A group of 18 landlords filed a lawsuit in February arguing that the policy, which took effect March 1, violates their speech, due process and property rights.
U.S. District Judge Paul Magnuson granted an injunction requiring St. Paul to halt enforcement of the ordinance while litigation is ongoing. In the order, he wrote that it is likely the landlords will win the case.
The ordinance, which was adopted unanimously by the St. Paul City Council in July, implemented new tenant screening guidelines that limit how landlords use an individual's prior evictions, credit scores or criminal history records to vet potential renters.
"While we are disappointed that this means the status quo will persist as this process plays out, the city will continue our efforts to respond to the many impacts of this enduring housing crisis in our community," St. Paul City Attorney Lyndsey Olson said in a statement Monday.
The city and tenant rights advocates championed the policy as a means of helping prospective renters find housing, even if they have had trouble in the past. Landlords argued the measure could put other tenants in harm's way and increase their risk of having to deal with property damage, unpaid rent and court fees.
Agreeing with attorneys for the landlords, Magnuson wrote that the ordinance violates the Fifth Amendment, which prevents the government from taking property without fair compensation. The policy "comes at a heavy cost" to landlords by limiting screening criteria and requiring landlords to renew leases in perpetuity unless they can prove a tenant has violated his or her rental agreement, the judge wrote.
Attorneys for the landlords also said that the policy violated their Fourteenth Amendment right to exclude others from their property without due process. Magnuson wrote there is no "compelling governmental interest" to deny them this right since the ordinance does not clearly state how it will accomplish St. Paul's housing goals.
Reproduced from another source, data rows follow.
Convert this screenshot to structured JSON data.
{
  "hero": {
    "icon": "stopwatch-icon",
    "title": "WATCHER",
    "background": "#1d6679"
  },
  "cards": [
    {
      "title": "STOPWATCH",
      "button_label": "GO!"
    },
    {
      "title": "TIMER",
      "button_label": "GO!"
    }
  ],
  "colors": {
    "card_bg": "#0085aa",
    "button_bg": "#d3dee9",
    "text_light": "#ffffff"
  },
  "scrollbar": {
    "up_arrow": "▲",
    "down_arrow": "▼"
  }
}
The Minnesota Multi Housing Association, which is not a plaintiff in the suit, said in a statement that the order affirms "many of the objections we have raised repeatedly in St. Paul and Minneapolis."
Katie Galioto • 612-673-4478